Gear

Magnify Your Heat Radius with Heat Deflector

Mar 1, 2023
By Carolyn Owen

“How much heat does this thing put out?”

“How far away can you be from your fire pit and still feel the warmth?”

“Do you have to stand over your fire pit to feel the heat?”

This blog is for you if you’ve ever had a question remotely similar to those above. But, while we’re here, we need to be upfront about something: measuring your fire pit’s heat radius is not a perfect science. There are some key contributors to creating the hottest fire possible.

Fire Pit Size

The clearest and present variable when it comes to having a hotter fire in your Solo Stove is definitely which of our fire pits you’ve chosen to burn. If you’re new to our product line, allow us to explain. First, there was Bonfire. The fire pit for the everyman. This is our mid-sized fire pit that’s perfect for the backyard and beyond, as its construction lends itself to travel as well as at-home fires. Next came Ranger, the smallest fire pit, built for those on the go. Last is Yukon, the fire pit built to sit and stay, letting you burn the biggest, baddest fires.

It doesn’t matter which Solo Stove Fire Pit you choose– you can’t go wrong. You’ll still experience clean, smokeless burns. But we’d be amiss to leave out that the amount of fuel contributes most to heat output. As our fire pits are sized, temperature output varies respectively. Expect the hottest fires in a Yukon and the tamest in a Ranger.

Deflection

Imagine a sphere made of clay. Now, imagine that sphere being pushed down into a circle. The diameter of the sphere was smaller than the diameter of the circle of clay that now exists. The same idea applies to your heat radius when the radiating sphere of heat that sits above your existing flame is deflected outwards. How can this be possible? Thanks to the Solo Stove Heat Deflector. Heat Deflector is a key part of a larger heat radius, using angles to bounce heat down and out. Read on to learn just how effective Heat Deflector can be.

The next few points are mentioned in a blog of their own. To get a deeper look and to learn “How To Make Your Fire Extra Hot”, click here:

Wood Type

Your heat radius will vary significantly depending on whether you are burning hardwoods, softwoods, and even green or wet woods. The best way to ensure a hot fire is by using hardwoods. Hardwoods produce higher BTUs than softwoods, and burn longer, magnifying your heat radius.

Airflow

Airflow is a great way to ensure an even hotter temperature in your fire pit, and you need to ensure there’s as much air flowing through it as possible while it’s lit. If your fire pit is full of ash before you light it, this will also impact whether or not your heat radius can reach its full potential. Remember to empty the ashes as often as possible, or at least after every few burns.

Wood Stacking

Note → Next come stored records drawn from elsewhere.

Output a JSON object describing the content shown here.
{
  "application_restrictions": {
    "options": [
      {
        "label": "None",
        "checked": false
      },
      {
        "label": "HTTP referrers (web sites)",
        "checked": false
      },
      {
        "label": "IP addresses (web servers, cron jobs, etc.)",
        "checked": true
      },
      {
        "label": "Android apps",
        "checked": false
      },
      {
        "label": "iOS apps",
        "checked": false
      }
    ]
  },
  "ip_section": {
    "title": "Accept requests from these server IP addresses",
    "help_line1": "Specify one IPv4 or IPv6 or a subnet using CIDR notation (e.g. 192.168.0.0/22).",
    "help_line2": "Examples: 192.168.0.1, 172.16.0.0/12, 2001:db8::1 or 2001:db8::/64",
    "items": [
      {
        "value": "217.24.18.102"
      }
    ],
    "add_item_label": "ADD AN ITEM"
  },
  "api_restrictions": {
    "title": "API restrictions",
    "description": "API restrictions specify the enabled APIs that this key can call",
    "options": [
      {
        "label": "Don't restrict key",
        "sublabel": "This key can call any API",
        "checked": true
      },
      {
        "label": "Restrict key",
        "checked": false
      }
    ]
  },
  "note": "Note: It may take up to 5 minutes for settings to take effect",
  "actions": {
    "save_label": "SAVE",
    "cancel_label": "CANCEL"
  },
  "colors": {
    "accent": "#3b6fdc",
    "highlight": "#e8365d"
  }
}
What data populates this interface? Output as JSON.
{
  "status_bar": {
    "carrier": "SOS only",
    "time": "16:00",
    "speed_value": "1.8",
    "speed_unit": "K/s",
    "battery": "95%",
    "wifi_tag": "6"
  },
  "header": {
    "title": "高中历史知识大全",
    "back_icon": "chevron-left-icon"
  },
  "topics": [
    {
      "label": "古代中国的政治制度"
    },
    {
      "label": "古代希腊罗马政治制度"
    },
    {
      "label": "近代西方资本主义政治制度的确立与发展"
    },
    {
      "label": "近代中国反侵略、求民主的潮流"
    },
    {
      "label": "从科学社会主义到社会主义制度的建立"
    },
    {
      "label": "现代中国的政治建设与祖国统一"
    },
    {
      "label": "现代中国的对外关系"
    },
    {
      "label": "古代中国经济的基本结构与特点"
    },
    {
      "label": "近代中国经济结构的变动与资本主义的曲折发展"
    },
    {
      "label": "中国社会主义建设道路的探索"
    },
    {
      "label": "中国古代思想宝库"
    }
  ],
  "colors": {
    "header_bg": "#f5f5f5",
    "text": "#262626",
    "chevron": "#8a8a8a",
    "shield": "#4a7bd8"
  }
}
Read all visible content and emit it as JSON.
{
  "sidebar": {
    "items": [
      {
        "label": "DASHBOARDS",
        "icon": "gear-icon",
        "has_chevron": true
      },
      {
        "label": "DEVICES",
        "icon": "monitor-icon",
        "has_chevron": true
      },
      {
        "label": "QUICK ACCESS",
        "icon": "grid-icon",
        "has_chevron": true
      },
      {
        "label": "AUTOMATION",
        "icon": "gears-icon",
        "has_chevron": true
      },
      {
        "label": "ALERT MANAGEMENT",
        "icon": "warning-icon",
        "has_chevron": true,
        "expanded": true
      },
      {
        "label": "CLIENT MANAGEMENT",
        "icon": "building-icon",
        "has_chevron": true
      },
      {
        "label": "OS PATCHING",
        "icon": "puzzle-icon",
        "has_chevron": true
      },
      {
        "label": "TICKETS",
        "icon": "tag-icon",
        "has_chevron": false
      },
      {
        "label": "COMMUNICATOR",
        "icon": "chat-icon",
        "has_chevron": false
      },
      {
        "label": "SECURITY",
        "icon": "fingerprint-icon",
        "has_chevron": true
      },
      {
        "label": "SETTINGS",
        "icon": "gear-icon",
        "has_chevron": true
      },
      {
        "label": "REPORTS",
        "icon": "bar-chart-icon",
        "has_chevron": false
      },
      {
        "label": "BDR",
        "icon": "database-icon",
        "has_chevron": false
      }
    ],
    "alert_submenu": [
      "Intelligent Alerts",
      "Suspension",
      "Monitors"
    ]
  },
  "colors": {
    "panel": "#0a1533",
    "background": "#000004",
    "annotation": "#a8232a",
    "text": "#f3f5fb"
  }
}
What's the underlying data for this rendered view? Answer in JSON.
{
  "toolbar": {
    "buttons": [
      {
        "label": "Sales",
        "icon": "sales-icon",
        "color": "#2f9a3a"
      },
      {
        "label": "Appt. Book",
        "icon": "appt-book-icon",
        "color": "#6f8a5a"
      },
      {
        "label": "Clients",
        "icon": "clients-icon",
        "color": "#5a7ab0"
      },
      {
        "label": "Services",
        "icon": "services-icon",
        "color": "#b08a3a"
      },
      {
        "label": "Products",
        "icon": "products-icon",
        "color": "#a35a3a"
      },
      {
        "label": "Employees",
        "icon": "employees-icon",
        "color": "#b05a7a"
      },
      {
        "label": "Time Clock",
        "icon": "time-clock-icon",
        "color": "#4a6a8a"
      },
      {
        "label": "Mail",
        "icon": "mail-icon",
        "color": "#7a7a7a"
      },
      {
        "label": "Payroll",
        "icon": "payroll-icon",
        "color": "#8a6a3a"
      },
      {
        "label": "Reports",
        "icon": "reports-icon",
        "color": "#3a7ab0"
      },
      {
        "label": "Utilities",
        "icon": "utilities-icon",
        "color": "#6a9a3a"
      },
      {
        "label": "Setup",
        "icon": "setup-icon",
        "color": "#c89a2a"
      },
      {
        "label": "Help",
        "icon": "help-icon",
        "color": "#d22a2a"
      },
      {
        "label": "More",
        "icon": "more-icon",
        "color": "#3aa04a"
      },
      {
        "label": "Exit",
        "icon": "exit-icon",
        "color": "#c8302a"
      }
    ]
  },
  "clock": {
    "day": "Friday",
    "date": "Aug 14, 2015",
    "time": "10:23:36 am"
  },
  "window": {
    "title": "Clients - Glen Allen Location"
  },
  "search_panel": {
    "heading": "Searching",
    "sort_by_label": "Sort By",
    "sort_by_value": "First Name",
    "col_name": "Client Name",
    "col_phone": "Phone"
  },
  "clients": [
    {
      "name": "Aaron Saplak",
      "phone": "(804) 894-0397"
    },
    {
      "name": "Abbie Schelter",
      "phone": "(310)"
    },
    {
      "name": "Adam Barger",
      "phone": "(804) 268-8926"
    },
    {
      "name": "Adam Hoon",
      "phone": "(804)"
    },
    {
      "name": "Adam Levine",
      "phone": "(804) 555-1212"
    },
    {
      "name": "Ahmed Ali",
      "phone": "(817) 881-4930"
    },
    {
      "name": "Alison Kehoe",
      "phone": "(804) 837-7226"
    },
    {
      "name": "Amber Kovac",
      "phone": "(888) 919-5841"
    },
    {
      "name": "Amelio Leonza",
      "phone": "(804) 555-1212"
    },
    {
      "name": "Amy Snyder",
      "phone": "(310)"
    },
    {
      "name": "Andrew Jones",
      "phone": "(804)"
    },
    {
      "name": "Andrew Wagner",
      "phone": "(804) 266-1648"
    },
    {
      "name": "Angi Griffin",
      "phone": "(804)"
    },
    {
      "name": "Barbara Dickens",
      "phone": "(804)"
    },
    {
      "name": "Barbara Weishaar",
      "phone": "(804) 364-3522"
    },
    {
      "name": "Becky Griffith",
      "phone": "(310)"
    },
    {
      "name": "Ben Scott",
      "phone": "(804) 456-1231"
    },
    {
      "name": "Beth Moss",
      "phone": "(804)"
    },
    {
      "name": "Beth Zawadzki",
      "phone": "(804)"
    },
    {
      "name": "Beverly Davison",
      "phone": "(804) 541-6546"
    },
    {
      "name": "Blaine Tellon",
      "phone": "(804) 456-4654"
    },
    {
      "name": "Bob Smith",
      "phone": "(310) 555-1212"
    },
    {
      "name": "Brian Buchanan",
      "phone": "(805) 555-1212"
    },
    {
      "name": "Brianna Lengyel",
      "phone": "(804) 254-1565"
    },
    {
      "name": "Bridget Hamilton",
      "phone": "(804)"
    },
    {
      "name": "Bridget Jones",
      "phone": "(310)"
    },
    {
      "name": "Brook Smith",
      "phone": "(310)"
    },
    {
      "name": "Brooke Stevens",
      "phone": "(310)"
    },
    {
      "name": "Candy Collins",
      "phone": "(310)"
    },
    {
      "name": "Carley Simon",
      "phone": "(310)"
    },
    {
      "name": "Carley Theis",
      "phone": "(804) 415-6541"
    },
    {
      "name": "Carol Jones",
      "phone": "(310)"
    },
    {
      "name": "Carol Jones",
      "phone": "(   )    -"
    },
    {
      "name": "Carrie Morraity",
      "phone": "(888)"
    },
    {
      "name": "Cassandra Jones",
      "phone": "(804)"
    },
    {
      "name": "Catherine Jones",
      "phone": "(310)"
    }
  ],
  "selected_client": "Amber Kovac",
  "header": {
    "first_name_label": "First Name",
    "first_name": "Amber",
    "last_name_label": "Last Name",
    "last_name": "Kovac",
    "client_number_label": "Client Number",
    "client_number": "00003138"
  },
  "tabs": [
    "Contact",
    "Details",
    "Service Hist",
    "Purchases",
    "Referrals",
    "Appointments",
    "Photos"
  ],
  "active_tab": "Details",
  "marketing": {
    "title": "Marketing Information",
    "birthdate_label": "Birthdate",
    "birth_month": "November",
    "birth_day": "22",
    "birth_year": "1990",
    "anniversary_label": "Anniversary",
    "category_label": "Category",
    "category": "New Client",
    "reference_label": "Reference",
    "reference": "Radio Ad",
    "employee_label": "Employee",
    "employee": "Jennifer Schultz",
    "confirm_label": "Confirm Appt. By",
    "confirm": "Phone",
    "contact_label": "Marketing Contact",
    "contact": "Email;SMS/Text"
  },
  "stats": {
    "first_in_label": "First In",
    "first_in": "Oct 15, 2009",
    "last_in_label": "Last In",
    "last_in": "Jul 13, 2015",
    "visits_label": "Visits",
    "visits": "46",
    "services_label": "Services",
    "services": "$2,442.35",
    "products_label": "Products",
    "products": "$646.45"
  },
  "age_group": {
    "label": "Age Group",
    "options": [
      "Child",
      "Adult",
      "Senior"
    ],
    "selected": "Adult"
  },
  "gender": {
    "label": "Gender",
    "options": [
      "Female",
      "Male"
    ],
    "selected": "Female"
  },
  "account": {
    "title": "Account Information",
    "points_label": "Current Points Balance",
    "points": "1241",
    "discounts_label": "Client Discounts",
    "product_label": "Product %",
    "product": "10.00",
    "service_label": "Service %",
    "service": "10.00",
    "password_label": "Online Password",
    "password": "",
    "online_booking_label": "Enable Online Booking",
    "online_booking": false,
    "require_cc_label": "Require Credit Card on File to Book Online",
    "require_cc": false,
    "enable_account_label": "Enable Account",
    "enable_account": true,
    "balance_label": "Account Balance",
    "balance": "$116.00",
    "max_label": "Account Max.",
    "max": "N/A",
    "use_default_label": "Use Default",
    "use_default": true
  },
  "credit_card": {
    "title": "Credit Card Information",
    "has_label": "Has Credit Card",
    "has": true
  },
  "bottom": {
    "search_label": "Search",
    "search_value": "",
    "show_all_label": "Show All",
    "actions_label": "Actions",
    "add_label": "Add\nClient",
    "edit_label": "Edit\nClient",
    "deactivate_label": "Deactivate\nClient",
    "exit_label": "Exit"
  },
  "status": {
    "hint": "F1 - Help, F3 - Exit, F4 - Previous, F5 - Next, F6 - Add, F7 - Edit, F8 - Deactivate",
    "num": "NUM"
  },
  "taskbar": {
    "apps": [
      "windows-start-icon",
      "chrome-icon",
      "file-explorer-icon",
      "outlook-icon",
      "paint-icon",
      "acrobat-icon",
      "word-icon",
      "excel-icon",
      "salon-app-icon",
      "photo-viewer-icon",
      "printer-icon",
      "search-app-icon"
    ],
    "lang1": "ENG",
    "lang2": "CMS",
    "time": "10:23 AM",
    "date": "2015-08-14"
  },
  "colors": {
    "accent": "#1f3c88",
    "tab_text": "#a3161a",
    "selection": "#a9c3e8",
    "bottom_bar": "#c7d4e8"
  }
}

Is your wood stacked correctly? If not, your fire pit could be struggling to output heat. Make sure not to overstack– don’t place logs any higher than the interior secondary burn holes. This will ensure proper airflow so you can have a perfect secondary burn. When arranging wood in your fire pit, or adding it to your fire, place logs on the outer edges of the grate rather than the middle. The key to this technique is bringing heat from the center of the fire pit to the outer walls. The warmer the walls, the better the secondary burn; therefore, the hotter your fire. The hotter your fire…? You guessed it– the wider your heat radius.

Solo Stove Goes To The Science Fair

This information is fine and good in theory, but how does it stack up in practice? We put two Bonfires head to head to help prove some of our research. If you’re a student looking for a science fair project or a fire junkie who wants to see how different fire pit sizes and wood types impact your heat radius, feel free to use our methods to test it out for yourself!

Here’s how we modeled our test:

Both Bonfires were unused; therefore, no ashes were present, and air could fully circulate. Each contained 6 piñon logs stacked log cabin style, complete with two Starter Packs. It was about 50° F outside at the time of this test, and temperature readings were taken at hand level while seated.

Both Bonfires were lit at the same time, and once the fire was caught and fully blazing, we added a Heat Deflector to one of the Bonfires.

Using our Infrared Thermometer, we measured heat output at three different distances from each fire pit. Special thanks to our guinea pig, Brian, for helping us out! We began our test with Brian seated two feet away from each fire pit.

Here’s what we found:

Next, we moved Brian three feet away from each fire pit. Here’s what we found:

Our last measurement was taken with Brian seated four feet from each fire pit.

While results may vary depending on the variables listed at the top of the blog, our conclusion to this experiment is that there’s no wrong answer when it comes to feeling the burn! Whether you use a Heat Deflector or not, you can still warm right up next to your Bonfire. While using a Heat Deflector puts out more heat, it just comes down to preference at the end of the day.

We’d love to see your Heat Radius experiments! Tag us on social media @solostove, or submit photos to our monthly photo contest here!